Joe Pagan, Ph.D., founder and president of Kentucky Equine Research (KER), gave the first talk of the 17th KER Nutrition Conference. His talk, titled "Energetics: Choosing an Appropriate Fuel for the Performance Horse," emphasized the importance of energy selection for equine athletes. Horses can use various fuels to drive locomotion: fat, glucose, and glycogen from the liver and muscle.
Various factors affect the type of fuel used such as breed, exercise intensity and duration, type of feed, and time of feeding.Dietary sources of energy were reviewed with emphasis on carbohydrates: hydrolyzable group (simple sugars, sucrose, certain starches), rapidly fermentable group (pectin, galactan, and gums, which can be considered "beneficial;" and undigested starch from cereals and fructans from pasture, which can be considered "not beneficial"), and slowly fermentable group (plant fiber compounds).
Pagan also reviewed other energy sources. Protein supplies energy for a performance horse, but it is not an ideal fuel because it causes excessive production of body heat as well as a higher level of nitrogen in the urine, which can make stalls malodorous.
Fat as an energy source has increased in popularity over the last several years. Although it is not a usual part of the horse's natural diet, horses use added fat well. Benefits include increased density of a ration, improvement in hair coat, and, in some horses, a decrease in excitable behavior. Horses adapt well to fat as an energy source. Pagan cited a KER study in which horses performing endurance exercise became acclimated to a high-fat diet in five weeks.
Fats rich in omega-3 fatty acids are preferable to other fat sources. Benefits of omega-3 fatty acids include decreased body-wide inflammation, decreased osteroarthritis, decreased allergic hyperactivity, and increased bone formation, among others. Fish oil is the gold standard for providing omega-3 fatty acids to diets. Supplementation of omega-3 fatty acids may have a capacity to increase flexibility of red blood cell walls. Increased membrane fluidity might decrease the incidence of exercise-induced pulmonary hemorrhage.
Pagan discussed feeding horses grain meals relative to time of exercise. Feeding grain two to three hours before exercise is undesirable. It is advisable to wait five hours after feeding grain before starting exercise.

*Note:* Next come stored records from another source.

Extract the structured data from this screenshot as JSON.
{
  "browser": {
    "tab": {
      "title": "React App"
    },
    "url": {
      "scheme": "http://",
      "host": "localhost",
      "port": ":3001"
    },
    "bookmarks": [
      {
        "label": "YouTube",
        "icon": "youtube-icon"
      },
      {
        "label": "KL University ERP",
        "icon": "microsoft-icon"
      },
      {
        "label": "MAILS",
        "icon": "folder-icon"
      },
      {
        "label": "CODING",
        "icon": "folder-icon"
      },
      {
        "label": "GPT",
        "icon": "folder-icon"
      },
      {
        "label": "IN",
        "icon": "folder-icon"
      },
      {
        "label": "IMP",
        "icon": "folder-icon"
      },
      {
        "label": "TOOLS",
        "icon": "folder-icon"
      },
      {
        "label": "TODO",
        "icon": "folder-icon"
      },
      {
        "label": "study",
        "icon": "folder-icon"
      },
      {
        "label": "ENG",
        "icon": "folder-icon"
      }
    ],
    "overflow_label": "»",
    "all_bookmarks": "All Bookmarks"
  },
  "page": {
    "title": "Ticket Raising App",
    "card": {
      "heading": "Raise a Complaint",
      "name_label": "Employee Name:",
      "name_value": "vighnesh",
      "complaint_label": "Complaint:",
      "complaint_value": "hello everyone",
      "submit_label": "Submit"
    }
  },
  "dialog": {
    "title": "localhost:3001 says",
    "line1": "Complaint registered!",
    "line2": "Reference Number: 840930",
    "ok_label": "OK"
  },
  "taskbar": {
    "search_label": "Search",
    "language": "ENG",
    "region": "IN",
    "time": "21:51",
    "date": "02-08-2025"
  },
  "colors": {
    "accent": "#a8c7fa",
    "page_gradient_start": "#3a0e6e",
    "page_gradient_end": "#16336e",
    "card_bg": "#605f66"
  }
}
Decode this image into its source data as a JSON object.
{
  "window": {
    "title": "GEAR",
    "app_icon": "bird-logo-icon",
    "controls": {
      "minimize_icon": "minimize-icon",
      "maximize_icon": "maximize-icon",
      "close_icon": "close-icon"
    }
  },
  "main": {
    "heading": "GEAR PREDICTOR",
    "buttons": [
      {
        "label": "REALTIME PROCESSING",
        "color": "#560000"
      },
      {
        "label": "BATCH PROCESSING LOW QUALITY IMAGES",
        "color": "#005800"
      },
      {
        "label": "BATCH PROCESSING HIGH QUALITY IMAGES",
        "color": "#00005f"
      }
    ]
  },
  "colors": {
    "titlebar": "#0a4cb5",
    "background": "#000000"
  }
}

Pagan reiterated the importance of meal size, feeding no more than five pounds of concentrate at one time. This reduces the risk of colic, laminitis, and hindgut acidosis. The absolute need for forage in the diet was underscored. An intake of 1.5-2% of body weight was recommended.